  24. 24. 24 1 Production Optimizationrespect to the workers, lean production similarly does not aim at lower wages, butrather wants to achieve high worker productivity on the basis of high employeequalifications and staff motivation. Contrary to resources, maximum utilizationis desired here – not logistically, though, through personnel planning, but in aproduction process-specific manner by way of temporal alignment of all workcontents, ensuring optimal employee productivity for each and every workplace.At the same time this enables a production-wide application of the operator bal-ance chart known from assembly processes.RankingofFactoryGoalsQuality1 Quality1Speed2 Speed2Economy3 Economy3Variability4 Variability4Logistic Goals Production-related GoalsHigh Delivery Reliability»Taking Customers View«Zero-Defect-Production»Rejections are the Most SevereTechnical Kind of Waste«Low Production Lead Time»Inventory is the Most SevereLogistical Kind of Waste«High Machine Availability»Total Productive Maintenance is aKey Lean Tool«High Capacity Utilisation»Low Cost Automation«High Employee Productivity»Focus on Operator Balance Chart«High Variety of ProductsSequencing with »Heijunka-Box«High Machine Flexibility»Reduce EPEI (Every Part EveryInterval)«Fig. 1.9 The ranking of factory goals in a conventional lean production systemFrom a logistical point of view, the goal dimension of variability is imple-mented with the aid of the simple heijunka principle which enables easy sequenc-ing of production orders of different product variants.

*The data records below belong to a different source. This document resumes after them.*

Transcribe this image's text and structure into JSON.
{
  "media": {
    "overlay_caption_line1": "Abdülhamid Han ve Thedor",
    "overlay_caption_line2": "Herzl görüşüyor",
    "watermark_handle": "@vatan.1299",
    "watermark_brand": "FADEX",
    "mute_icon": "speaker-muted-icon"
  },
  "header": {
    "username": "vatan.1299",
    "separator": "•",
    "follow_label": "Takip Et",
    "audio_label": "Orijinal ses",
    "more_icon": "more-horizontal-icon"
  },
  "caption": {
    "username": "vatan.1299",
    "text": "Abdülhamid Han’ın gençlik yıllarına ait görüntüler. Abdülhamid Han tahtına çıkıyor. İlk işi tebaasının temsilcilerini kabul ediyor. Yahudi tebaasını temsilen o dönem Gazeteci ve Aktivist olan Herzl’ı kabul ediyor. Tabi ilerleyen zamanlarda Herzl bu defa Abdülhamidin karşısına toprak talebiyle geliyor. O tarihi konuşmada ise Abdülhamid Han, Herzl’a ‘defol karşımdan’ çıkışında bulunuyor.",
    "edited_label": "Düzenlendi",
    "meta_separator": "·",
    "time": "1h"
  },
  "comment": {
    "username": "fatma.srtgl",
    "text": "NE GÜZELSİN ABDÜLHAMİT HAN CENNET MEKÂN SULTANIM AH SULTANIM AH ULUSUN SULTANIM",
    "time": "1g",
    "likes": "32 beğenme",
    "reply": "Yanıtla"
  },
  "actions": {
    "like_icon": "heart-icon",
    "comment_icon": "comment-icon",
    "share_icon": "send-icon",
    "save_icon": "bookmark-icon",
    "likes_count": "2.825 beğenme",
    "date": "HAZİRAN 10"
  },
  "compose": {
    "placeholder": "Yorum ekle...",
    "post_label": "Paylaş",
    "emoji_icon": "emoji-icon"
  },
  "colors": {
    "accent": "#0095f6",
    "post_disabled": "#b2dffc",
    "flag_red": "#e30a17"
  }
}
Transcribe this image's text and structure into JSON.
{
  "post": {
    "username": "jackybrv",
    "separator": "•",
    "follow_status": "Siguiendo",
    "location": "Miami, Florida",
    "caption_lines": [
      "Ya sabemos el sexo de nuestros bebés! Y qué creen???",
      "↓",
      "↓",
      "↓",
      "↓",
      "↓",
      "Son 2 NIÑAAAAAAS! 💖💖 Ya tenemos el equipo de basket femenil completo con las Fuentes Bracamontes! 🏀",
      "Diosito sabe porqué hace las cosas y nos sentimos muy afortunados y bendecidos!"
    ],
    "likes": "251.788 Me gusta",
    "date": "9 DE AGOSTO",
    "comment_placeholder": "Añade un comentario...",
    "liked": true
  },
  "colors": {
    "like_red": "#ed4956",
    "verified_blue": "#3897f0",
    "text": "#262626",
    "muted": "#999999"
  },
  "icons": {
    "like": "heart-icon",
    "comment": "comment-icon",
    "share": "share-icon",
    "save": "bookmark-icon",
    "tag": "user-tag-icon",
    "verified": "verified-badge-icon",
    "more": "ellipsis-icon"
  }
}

However, this is only oflimited benefit in productions of high variance – a weakness which leads to itsrather low prioritization in lean production. As a result, this method for the level-ling of the production mix has been significantly advanced in the book at hand (cf.Sect. 3.4.2). With respect to production-related goals, high machine flexibility isof vital importance for the achievement of a high product variance, as an indicatorof which the so-called EPEI value (cf. Sect. 2.3.1) lends itself, though its low de-gree of popularity also somewhat reflects the low priority of this aspect.The book at hand aims to illustrate how to design an optimal production. With theaid of value stream design, design guidelines will be suggested which shall enablethe design of a production in such a way as to consistently operate the pertainingfactory at a specific goal-related operating point. The traditional solution ap-proaches of lean production were expanded in the design guidelines introducedherein – in particular with a view to the previously neglected goal dimension ofvariability (Chap. 3). First of all, though, the production needs to be mapped in itscurrent state in order to clearly and appropriately visualize the starting point for anintended redesign and/or new design of the production, for the purpose of whichthe value stream analysis introduced in the following is the perfect tool (Chap. 2).